Subsist derives from Latin literally meaning to stand still or to remain. Sub means "under", and sistere means "to stand" or "to place"; imagine placing a piece of paper under a weight so that it does not leave.
Subsist is generally used to indicate survival on a minimum of resources, but can also be used to indicate something continues (retaining a certain state) or even just exists. In your example, subsist seems to be used to indicate persistence. The "art of law" continues, or survives in the accumulated experience and expertise.
Note that subsist does not require a complement. You can simply say "The art of law subsists." In your example, the complement "in" was added to indicate where the art of law persists.
In contrast, consist derives from Latin literally meaning to stand together. Con- derives from the Latin cum, meaning "with" or "together," and again sistere means "to stand."
Consist is used to indicate either what a subject is composed of, or what it is comprised in.
In its modern usage, consist always requires a complement indicating either what the subject is composed of, or what the subject is included within.
Consist also has an older definition allowing it to indicate that something simply exists, but this is an obsolete use of the word.
From Webster's Revised Unabridged Dictionary (1913):

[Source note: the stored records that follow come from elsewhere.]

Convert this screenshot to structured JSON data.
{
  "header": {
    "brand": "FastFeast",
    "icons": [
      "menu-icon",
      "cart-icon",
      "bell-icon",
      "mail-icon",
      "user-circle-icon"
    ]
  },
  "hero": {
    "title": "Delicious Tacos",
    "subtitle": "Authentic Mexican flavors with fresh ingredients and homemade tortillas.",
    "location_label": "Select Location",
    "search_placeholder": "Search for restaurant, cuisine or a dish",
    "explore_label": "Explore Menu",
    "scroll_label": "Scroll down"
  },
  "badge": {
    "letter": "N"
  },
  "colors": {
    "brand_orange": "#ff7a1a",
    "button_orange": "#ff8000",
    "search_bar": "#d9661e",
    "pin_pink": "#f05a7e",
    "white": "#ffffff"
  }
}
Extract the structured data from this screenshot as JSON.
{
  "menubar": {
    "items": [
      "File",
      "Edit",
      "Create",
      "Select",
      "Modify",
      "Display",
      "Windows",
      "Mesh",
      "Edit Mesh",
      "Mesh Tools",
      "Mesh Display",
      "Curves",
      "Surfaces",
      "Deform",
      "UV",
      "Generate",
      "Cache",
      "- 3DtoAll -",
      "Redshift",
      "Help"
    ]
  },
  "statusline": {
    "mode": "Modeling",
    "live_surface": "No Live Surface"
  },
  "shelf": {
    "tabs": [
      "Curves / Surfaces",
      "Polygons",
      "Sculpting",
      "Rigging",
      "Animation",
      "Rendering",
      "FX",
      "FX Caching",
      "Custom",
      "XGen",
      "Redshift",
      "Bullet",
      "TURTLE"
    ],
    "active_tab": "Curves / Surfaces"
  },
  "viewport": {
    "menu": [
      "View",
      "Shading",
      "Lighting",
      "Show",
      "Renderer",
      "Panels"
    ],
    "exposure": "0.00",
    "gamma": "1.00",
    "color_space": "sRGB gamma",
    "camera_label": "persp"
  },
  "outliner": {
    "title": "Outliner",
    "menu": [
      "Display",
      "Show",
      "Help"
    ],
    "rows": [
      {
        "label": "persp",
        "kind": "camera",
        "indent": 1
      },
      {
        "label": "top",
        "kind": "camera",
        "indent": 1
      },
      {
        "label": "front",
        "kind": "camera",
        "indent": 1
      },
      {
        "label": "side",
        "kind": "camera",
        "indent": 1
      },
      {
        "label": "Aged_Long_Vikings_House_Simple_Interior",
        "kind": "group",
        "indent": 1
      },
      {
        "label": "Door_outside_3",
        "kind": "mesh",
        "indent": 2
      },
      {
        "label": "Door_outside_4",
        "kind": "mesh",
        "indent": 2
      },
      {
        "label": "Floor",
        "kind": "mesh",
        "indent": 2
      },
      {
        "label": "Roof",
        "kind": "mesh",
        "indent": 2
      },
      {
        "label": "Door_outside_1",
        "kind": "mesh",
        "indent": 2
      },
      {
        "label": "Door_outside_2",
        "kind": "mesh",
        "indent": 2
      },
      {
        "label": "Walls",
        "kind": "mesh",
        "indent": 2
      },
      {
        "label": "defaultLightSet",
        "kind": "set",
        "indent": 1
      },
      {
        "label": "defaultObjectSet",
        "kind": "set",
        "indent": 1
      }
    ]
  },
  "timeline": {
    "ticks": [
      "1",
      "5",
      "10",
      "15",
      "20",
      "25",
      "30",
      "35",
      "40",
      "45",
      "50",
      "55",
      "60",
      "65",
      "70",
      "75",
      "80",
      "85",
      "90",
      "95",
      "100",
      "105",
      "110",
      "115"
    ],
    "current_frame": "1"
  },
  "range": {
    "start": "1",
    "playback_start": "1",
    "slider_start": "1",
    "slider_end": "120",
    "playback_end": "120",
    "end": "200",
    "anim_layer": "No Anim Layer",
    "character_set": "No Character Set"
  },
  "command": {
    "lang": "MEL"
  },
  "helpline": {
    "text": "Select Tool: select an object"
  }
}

To Consist, Consist of, Consist in. The verb consist is employed chiefly for two purposes, which are marked and distinguished by the prepositions used. When we wish to indicate the parts which unite to compose a thing, we use of; as when we say, Macaulay's Miscellanies consist chiefly of articles which were first published in the Edinburgh Review." When we wish to indicate the true nature of a thing, or that on which it depends, we use in; as, There are some artists whose skill consists in a certain manner which they have affected." Our safety consists in a strict adherence to duty."
See also Dictionary.com:
Consist verb (used without object)
to be made up or composed (usually followed by of):
"This cake consists mainly of sugar, flour, and butter."
to be comprised or contained (usually followed by in):
"Her charm does not consist only in her beauty."